Work required
Count the lines below containing "from"; state the number only.

[Dataset rows for apps and sites]
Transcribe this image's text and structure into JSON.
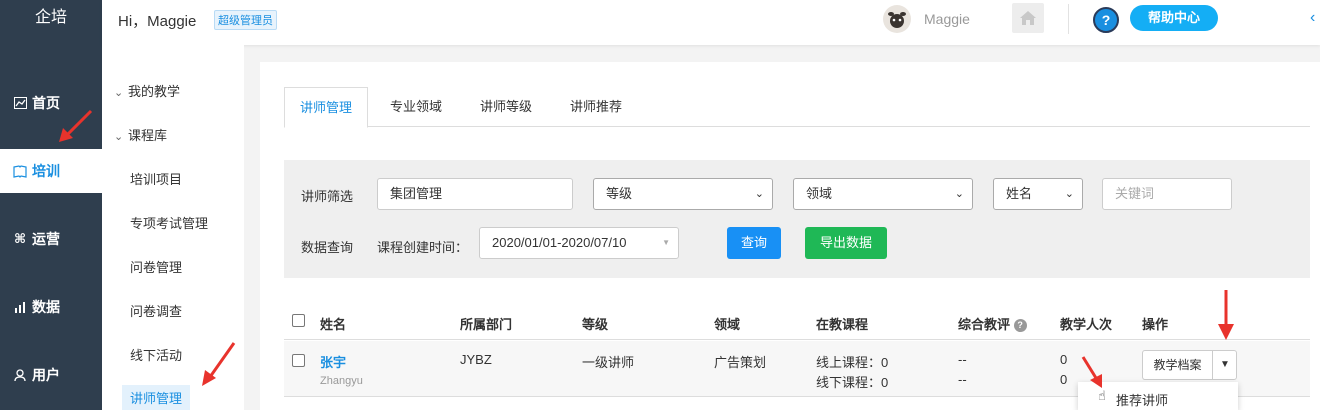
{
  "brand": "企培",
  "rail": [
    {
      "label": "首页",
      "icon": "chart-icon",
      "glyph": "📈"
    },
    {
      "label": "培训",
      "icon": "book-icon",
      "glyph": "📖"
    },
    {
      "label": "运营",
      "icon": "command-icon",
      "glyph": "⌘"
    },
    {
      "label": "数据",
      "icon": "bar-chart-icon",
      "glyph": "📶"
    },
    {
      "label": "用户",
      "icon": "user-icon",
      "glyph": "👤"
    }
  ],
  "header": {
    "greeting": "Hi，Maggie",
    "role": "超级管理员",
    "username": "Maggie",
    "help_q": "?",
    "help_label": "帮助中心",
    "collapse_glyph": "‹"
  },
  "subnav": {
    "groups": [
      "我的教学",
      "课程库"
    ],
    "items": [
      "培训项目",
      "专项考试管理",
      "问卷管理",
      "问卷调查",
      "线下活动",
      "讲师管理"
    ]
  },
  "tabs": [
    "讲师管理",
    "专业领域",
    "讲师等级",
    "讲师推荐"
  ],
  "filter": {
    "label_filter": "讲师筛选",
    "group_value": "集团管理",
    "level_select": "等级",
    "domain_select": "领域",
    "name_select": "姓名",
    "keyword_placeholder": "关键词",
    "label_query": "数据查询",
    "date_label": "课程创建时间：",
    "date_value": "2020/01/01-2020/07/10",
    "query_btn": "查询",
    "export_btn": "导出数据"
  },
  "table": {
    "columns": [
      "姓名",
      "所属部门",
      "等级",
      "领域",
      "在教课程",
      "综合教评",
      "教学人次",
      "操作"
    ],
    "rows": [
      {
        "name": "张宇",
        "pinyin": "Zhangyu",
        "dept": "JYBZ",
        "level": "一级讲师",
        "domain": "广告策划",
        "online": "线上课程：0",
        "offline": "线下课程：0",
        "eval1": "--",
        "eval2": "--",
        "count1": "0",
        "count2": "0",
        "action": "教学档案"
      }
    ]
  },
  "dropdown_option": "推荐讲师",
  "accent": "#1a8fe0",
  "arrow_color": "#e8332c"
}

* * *

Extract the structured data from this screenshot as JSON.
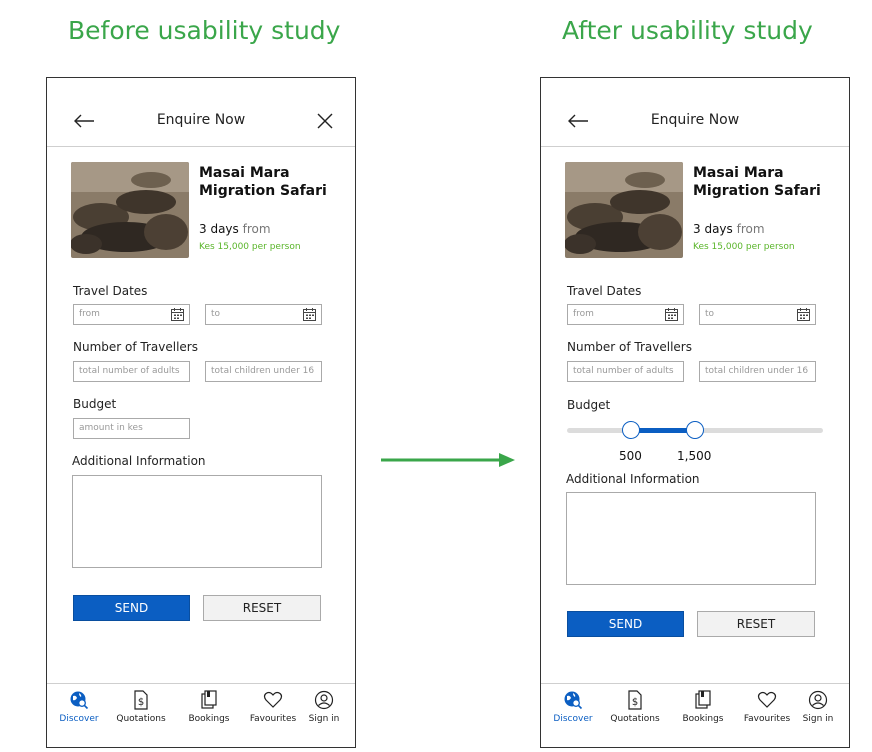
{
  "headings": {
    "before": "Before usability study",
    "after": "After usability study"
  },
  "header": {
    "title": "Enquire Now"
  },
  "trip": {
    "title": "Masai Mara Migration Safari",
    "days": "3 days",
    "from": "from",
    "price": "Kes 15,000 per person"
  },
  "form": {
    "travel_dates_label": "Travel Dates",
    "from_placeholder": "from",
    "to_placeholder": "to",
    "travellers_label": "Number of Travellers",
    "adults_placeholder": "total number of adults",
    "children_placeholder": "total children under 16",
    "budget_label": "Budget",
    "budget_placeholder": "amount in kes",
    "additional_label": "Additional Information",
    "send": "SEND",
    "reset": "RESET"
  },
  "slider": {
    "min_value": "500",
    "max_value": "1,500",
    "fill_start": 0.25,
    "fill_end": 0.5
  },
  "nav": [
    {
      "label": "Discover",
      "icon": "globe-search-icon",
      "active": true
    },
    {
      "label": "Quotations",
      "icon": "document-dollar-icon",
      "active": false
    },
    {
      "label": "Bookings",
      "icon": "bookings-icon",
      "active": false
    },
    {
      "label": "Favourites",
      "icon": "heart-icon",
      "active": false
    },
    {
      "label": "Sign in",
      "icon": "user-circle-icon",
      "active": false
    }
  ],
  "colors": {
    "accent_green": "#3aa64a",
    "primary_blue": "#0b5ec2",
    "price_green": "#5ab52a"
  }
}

Solution for this task
3